> _Action item_:
All the entries below should be reproduced exactly.
*** Opening of Materials provided ***
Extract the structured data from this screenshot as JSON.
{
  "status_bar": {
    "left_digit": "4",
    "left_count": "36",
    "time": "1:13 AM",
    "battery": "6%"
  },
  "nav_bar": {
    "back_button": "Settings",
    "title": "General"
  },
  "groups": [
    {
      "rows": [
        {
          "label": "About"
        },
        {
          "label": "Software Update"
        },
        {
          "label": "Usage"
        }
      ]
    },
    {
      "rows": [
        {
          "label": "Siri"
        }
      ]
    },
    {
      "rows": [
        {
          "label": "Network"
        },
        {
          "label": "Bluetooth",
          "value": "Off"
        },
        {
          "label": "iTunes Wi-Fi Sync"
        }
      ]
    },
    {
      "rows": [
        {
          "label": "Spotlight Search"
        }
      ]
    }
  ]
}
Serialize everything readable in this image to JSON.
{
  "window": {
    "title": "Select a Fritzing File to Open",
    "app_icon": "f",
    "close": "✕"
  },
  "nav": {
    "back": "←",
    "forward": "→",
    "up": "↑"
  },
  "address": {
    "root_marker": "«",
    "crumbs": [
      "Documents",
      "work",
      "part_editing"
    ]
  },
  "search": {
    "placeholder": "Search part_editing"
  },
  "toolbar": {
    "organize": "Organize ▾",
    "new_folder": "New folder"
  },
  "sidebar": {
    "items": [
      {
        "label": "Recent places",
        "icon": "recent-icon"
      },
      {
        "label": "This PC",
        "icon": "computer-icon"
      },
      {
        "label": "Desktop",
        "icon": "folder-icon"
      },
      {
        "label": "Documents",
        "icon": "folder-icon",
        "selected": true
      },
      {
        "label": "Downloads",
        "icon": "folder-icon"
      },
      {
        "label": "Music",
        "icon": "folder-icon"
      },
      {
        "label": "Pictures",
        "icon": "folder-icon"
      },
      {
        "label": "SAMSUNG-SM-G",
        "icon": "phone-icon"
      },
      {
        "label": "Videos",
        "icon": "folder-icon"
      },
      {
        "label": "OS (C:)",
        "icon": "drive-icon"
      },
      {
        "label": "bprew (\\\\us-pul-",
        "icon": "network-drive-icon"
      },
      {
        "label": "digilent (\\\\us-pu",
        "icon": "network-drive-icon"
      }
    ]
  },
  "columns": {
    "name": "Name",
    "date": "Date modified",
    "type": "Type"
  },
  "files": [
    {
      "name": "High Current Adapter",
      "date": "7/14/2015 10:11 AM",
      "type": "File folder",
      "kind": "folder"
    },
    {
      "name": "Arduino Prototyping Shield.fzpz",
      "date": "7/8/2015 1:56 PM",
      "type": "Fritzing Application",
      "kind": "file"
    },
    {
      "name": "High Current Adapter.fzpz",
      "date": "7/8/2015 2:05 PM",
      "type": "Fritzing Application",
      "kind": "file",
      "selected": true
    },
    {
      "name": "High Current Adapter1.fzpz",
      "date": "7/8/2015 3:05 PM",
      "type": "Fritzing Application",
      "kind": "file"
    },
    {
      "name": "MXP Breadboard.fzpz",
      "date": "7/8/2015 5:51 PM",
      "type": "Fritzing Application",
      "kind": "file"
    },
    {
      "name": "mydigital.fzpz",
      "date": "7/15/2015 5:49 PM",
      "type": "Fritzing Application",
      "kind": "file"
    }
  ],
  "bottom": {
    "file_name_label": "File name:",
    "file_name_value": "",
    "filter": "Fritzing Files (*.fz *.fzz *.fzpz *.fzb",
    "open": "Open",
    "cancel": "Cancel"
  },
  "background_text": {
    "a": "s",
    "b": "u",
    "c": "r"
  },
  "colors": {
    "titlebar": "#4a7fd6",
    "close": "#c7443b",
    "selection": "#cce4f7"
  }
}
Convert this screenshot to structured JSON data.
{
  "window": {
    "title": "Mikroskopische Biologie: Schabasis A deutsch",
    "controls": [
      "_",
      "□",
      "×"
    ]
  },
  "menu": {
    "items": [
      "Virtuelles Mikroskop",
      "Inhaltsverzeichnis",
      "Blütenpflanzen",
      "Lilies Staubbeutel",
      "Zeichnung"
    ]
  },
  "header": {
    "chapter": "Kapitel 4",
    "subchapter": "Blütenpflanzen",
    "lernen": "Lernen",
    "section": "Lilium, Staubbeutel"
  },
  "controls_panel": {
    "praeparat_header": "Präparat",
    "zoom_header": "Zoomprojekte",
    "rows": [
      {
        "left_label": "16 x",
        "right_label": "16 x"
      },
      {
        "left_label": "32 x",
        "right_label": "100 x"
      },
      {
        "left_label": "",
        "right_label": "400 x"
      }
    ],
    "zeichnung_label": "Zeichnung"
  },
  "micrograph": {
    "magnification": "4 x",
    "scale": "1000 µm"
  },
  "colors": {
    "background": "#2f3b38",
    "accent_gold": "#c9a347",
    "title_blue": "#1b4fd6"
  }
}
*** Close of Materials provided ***
> _Task response_:
Extract the structured data from this screenshot as JSON.
{
  "status_bar": {
    "left_digit": "4",
    "left_count": "36",
    "time": "1:13 AM",
    "battery": "6%"
  },
  "nav_bar": {
    "back_button": "Settings",
    "title": "General"
  },
  "groups": [
    {
      "rows": [
        {
          "label": "About"
        },
        {
          "label": "Software Update"
        },
        {
          "label": "Usage"
        }
      ]
    },
    {
      "rows": [
        {
          "label": "Siri"
        }
      ]
    },
    {
      "rows": [
        {
          "label": "Network"
        },
        {
          "label": "Bluetooth",
          "value": "Off"
        },
        {
          "label": "iTunes Wi-Fi Sync"
        }
      ]
    },
    {
      "rows": [
        {
          "label": "Spotlight Search"
        }
      ]
    }
  ]
}
Serialize everything readable in this image to JSON.
{
  "window": {
    "title": "Select a Fritzing File to Open",
    "app_icon": "f",
    "close": "✕"
  },
  "nav": {
    "back": "←",
    "forward": "→",
    "up": "↑"
  },
  "address": {
    "root_marker": "«",
    "crumbs": [
      "Documents",
      "work",
      "part_editing"
    ]
  },
  "search": {
    "placeholder": "Search part_editing"
  },
  "toolbar": {
    "organize": "Organize ▾",
    "new_folder": "New folder"
  },
  "sidebar": {
    "items": [
      {
        "label": "Recent places",
        "icon": "recent-icon"
      },
      {
        "label": "This PC",
        "icon": "computer-icon"
      },
      {
        "label": "Desktop",
        "icon": "folder-icon"
      },
      {
        "label": "Documents",
        "icon": "folder-icon",
        "selected": true
      },
      {
        "label": "Downloads",
        "icon": "folder-icon"
      },
      {
        "label": "Music",
        "icon": "folder-icon"
      },
      {
        "label": "Pictures",
        "icon": "folder-icon"
      },
      {
        "label": "SAMSUNG-SM-G",
        "icon": "phone-icon"
      },
      {
        "label": "Videos",
        "icon": "folder-icon"
      },
      {
        "label": "OS (C:)",
        "icon": "drive-icon"
      },
      {
        "label": "bprew (\\\\us-pul-",
        "icon": "network-drive-icon"
      },
      {
        "label": "digilent (\\\\us-pu",
        "icon": "network-drive-icon"
      }
    ]
  },
  "columns": {
    "name": "Name",
    "date": "Date modified",
    "type": "Type"
  },
  "files": [
    {
      "name": "High Current Adapter",
      "date": "7/14/2015 10:11 AM",
      "type": "File folder",
      "kind": "folder"
    },
    {
      "name": "Arduino Prototyping Shield.fzpz",
      "date": "7/8/2015 1:56 PM",
      "type": "Fritzing Application",
      "kind": "file"
    },
    {
      "name": "High Current Adapter.fzpz",
      "date": "7/8/2015 2:05 PM",
      "type": "Fritzing Application",
      "kind": "file",
      "selected": true
    },
    {
      "name": "High Current Adapter1.fzpz",
      "date": "7/8/2015 3:05 PM",
      "type": "Fritzing Application",
      "kind": "file"
    },
    {
      "name": "MXP Breadboard.fzpz",
      "date": "7/8/2015 5:51 PM",
      "type": "Fritzing Application",
      "kind": "file"
    },
    {
      "name": "mydigital.fzpz",
      "date": "7/15/2015 5:49 PM",
      "type": "Fritzing Application",
      "kind": "file"
    }
  ],
  "bottom": {
    "file_name_label": "File name:",
    "file_name_value": "",
    "filter": "Fritzing Files (*.fz *.fzz *.fzpz *.fzb",
    "open": "Open",
    "cancel": "Cancel"
  },
  "background_text": {
    "a": "s",
    "b": "u",
    "c": "r"
  },
  "colors": {
    "titlebar": "#4a7fd6",
    "close": "#c7443b",
    "selection": "#cce4f7"
  }
}
Convert this screenshot to structured JSON data.
{
  "window": {
    "title": "Mikroskopische Biologie: Schabasis A deutsch",
    "controls": [
      "_",
      "□",
      "×"
    ]
  },
  "menu": {
    "items": [
      "Virtuelles Mikroskop",
      "Inhaltsverzeichnis",
      "Blütenpflanzen",
      "Lilies Staubbeutel",
      "Zeichnung"
    ]
  },
  "header": {
    "chapter": "Kapitel 4",
    "subchapter": "Blütenpflanzen",
    "lernen": "Lernen",
    "section": "Lilium, Staubbeutel"
  },
  "controls_panel": {
    "praeparat_header": "Präparat",
    "zoom_header": "Zoomprojekte",
    "rows": [
      {
        "left_label": "16 x",
        "right_label": "16 x"
      },
      {
        "left_label": "32 x",
        "right_label": "100 x"
      },
      {
        "left_label": "",
        "right_label": "400 x"
      }
    ],
    "zeichnung_label": "Zeichnung"
  },
  "micrograph": {
    "magnification": "4 x",
    "scale": "1000 µm"
  },
  "colors": {
    "background": "#2f3b38",
    "accent_gold": "#c9a347",
    "title_blue": "#1b4fd6"
  }
}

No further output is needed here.